The influence of common food additives and temperature on threshold perception of capsaicin

Etude du role du glucose, du chlorure de sodium, de l'acide citrique a differentes concentrations en solutions aqueuses presentees a 2, 18 ou 60 o C dans les variations du seuil de perception de la

Substance P: From extract to excitement*

Neurotoxic effect of capsaicin in mammals.

Recent studies furnished evidence for a selective neurodegenerative action of systemically injected capsaicin in adult mammals, as well, indicating that some of the irreversible functional impairments produced by capsaicIn in adult animals may result from the degeneration of a particular subpopulation of CPSNs.

Intraneural microstimulation in man. Its relation to specificity of tactile sensations.

It is concluded that the human brain has an exquisite capacity to detect, localize, delineate, and classify sensations from the input of individual tactile units in the glabrous skin of the hand.

The sensory-efferent function of capsaicin-sensitive sensory neurons.

Somatostatin in human cerebrospinal fluid.

The wide variety of diseases with somatostatin elevation suggests nonspecific leakage from damaged brain tissue, and Cerebrospinal-fluid som atostatin may provide a good index of brain damage.

Capsaicin prevents histamine-induced itching.

It is concluded that, in addition to the axon reflex flare, capsaicin-sensitive peptide-containing primary afferent neurones are also intimately involved in the mediation of the sensation of itching.

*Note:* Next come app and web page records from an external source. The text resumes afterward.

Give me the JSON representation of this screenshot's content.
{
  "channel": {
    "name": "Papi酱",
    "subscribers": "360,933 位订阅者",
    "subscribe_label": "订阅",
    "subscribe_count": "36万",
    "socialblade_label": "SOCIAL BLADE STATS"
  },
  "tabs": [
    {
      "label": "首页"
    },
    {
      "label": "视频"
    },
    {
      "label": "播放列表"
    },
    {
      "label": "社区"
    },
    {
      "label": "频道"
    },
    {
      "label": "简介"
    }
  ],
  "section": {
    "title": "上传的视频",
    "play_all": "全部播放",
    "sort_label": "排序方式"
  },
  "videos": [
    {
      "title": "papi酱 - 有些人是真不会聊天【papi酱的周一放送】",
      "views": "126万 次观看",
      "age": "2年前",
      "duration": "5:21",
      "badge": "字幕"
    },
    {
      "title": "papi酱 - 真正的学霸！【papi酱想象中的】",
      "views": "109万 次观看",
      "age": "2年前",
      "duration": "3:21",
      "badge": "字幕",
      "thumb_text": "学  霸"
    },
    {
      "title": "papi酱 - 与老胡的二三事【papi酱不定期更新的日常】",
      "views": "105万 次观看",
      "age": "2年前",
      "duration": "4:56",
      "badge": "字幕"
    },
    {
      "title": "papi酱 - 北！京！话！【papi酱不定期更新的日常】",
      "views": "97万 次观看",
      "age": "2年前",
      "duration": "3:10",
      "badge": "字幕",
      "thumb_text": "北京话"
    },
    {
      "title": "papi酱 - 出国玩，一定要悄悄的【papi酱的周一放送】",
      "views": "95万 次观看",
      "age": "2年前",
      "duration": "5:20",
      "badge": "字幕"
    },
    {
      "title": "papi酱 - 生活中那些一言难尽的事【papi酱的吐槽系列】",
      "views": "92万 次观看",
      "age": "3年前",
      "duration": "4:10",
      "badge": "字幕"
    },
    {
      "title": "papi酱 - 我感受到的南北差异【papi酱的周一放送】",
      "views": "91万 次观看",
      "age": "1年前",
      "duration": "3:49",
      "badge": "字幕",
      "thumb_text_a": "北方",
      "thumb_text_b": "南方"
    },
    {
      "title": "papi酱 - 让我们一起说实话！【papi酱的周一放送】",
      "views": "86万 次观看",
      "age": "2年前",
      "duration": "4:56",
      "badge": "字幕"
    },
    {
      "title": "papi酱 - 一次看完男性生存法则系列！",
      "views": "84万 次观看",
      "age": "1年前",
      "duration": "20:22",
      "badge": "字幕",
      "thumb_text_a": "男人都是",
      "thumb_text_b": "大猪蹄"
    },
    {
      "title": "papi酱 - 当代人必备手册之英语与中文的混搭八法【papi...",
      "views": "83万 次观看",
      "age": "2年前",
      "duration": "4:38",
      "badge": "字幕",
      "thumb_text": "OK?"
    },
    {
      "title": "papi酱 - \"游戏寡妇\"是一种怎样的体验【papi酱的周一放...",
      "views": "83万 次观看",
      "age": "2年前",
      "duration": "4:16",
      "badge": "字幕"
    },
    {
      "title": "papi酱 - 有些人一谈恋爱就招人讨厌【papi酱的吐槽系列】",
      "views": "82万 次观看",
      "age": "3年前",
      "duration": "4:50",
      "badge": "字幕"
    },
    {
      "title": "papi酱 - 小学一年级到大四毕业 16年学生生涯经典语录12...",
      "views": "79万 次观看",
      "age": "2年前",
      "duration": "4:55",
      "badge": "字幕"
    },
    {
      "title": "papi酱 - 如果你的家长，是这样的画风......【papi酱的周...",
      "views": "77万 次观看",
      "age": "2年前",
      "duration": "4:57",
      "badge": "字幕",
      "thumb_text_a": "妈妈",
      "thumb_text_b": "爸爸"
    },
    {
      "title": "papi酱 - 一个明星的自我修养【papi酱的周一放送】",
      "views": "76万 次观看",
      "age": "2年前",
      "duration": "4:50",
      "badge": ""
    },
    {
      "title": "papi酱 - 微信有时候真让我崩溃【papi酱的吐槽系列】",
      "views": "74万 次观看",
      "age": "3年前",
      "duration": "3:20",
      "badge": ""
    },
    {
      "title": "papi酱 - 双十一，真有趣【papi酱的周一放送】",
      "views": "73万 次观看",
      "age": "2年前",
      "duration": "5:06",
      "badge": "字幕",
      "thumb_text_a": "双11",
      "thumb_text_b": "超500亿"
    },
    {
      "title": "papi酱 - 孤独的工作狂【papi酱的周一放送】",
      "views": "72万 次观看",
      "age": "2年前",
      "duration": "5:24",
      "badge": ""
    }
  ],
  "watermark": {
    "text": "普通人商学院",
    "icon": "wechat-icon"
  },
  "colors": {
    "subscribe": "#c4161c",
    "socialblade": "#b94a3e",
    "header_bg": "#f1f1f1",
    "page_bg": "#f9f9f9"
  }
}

Over a period from several days to several weeks after treatment, flare was diminished and heat pain thresholds were slightly elevated, which may be due to long‐lasting damage of cutaneous nerve terminals by capsaicin.